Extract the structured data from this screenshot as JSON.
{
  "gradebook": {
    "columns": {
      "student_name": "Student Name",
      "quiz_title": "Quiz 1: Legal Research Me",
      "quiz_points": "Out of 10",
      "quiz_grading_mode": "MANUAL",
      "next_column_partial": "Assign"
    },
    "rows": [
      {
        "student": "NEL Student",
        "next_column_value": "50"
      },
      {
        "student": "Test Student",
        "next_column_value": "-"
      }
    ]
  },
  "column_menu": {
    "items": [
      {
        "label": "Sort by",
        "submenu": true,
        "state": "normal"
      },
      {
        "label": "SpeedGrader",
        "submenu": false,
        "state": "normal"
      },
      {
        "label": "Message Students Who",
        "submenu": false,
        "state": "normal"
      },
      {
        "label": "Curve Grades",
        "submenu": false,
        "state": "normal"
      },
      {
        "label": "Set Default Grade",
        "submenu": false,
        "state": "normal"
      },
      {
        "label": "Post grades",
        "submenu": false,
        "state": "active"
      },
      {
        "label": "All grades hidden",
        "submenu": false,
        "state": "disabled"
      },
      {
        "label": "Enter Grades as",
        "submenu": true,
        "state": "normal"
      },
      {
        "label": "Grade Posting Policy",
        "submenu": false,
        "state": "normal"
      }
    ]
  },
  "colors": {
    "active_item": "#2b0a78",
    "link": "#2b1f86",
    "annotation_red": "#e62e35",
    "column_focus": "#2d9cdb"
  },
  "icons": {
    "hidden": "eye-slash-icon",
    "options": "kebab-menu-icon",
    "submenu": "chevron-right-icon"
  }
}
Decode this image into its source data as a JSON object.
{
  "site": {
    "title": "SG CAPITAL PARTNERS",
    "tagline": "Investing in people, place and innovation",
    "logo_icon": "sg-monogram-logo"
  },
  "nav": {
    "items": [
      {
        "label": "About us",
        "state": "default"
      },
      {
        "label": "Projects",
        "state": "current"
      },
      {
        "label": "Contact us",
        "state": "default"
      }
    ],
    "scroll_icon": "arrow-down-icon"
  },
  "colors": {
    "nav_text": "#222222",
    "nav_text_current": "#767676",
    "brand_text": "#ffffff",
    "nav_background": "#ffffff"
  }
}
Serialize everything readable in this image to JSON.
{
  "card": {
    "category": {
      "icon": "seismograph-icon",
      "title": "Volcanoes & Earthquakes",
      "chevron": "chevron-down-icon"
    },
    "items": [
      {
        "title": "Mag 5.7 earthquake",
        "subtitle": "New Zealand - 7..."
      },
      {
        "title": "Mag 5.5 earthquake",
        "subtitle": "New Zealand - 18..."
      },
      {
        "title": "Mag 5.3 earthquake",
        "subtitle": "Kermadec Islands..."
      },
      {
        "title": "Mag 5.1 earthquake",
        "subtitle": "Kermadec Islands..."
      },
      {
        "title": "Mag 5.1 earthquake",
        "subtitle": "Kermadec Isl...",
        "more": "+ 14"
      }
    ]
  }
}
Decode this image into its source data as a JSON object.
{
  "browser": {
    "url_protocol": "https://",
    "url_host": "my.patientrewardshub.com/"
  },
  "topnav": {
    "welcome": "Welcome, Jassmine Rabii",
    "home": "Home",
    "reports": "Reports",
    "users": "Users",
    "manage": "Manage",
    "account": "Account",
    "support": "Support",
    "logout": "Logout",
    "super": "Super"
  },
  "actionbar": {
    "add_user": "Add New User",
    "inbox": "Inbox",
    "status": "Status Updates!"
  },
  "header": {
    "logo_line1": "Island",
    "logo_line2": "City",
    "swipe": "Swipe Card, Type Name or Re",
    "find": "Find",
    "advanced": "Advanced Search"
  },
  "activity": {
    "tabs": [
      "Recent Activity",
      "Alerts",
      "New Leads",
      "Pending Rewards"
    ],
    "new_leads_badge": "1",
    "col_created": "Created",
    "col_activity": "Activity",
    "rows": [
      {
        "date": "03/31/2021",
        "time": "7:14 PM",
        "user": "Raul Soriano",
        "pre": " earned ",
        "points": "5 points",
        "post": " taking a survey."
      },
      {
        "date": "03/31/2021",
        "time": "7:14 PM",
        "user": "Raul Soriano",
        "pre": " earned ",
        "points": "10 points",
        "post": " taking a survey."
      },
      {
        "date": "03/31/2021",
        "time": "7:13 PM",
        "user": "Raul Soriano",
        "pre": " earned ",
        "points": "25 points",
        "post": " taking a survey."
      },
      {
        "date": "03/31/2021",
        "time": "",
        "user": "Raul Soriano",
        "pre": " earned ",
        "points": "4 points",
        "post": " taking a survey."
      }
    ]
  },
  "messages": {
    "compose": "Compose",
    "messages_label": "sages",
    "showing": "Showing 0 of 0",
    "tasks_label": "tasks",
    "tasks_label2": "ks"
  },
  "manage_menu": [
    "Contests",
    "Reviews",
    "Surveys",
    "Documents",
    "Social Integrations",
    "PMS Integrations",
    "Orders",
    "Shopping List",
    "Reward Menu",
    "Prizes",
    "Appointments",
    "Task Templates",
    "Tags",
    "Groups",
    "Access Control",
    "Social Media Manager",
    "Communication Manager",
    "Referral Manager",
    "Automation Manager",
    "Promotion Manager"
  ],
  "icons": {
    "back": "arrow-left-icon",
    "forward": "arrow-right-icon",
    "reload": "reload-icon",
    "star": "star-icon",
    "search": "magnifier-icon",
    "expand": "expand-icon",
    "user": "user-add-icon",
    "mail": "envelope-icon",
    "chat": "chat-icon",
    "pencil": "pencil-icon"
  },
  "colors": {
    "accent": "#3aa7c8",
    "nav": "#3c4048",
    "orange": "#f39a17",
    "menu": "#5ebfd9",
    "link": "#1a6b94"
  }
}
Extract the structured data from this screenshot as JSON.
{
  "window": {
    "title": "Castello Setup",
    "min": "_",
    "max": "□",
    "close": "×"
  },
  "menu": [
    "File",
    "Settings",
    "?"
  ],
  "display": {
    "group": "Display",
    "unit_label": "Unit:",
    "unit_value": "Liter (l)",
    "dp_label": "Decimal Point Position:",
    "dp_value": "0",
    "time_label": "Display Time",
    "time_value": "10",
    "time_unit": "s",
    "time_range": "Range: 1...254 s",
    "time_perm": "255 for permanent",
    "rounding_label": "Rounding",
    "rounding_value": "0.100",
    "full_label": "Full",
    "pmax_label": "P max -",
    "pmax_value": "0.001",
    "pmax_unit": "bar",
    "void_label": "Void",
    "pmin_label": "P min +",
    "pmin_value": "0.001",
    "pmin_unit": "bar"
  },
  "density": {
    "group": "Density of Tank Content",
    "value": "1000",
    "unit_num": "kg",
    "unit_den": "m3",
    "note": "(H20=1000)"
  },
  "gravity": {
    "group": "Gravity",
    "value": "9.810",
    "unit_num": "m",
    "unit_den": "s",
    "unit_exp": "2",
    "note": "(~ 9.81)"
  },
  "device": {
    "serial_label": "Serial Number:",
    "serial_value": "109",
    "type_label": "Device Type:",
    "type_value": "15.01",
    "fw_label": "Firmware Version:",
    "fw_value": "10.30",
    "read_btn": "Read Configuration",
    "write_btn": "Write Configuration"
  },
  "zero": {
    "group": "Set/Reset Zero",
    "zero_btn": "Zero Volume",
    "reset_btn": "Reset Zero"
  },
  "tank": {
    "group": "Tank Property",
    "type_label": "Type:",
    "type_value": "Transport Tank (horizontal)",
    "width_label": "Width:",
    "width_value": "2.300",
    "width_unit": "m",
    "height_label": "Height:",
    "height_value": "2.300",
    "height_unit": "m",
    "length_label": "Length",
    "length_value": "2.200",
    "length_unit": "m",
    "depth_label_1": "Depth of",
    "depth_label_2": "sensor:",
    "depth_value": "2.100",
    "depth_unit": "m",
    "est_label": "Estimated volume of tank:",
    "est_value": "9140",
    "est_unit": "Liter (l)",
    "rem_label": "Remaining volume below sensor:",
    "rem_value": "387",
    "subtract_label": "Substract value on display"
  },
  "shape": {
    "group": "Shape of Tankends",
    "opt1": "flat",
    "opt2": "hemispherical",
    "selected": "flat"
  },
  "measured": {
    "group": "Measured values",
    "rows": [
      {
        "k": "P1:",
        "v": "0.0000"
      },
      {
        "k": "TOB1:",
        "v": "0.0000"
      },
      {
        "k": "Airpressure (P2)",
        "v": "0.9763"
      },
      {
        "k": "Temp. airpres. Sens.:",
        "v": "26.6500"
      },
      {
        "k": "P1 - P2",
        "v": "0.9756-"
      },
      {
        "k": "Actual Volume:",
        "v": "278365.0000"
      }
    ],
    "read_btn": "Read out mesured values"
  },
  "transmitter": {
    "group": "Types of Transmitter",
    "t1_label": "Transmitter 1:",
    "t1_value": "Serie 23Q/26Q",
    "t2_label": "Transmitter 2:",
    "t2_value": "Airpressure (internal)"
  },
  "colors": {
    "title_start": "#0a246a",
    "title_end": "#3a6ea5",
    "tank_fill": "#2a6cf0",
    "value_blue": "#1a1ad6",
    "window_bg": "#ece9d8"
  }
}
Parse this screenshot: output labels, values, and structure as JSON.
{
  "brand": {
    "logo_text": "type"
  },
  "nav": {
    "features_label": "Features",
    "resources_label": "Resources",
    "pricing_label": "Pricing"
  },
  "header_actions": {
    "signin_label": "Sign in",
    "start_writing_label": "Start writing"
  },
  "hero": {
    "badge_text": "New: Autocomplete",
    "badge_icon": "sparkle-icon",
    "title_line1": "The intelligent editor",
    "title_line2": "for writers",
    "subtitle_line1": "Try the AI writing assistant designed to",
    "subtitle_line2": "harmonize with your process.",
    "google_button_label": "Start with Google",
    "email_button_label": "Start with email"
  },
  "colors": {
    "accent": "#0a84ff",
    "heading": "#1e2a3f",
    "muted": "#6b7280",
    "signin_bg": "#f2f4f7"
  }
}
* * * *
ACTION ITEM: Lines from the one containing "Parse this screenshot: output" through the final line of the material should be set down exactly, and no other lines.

SOLUTION TO THIS PROBLEM:
Parse this screenshot: output labels, values, and structure as JSON.
{
  "brand": {
    "logo_text": "type"
  },
  "nav": {
    "features_label": "Features",
    "resources_label": "Resources",
    "pricing_label": "Pricing"
  },
  "header_actions": {
    "signin_label": "Sign in",
    "start_writing_label": "Start writing"
  },
  "hero": {
    "badge_text": "New: Autocomplete",
    "badge_icon": "sparkle-icon",
    "title_line1": "The intelligent editor",
    "title_line2": "for writers",
    "subtitle_line1": "Try the AI writing assistant designed to",
    "subtitle_line2": "harmonize with your process.",
    "google_button_label": "Start with Google",
    "email_button_label": "Start with email"
  },
  "colors": {
    "accent": "#0a84ff",
    "heading": "#1e2a3f",
    "muted": "#6b7280",
    "signin_bg": "#f2f4f7"
  }
}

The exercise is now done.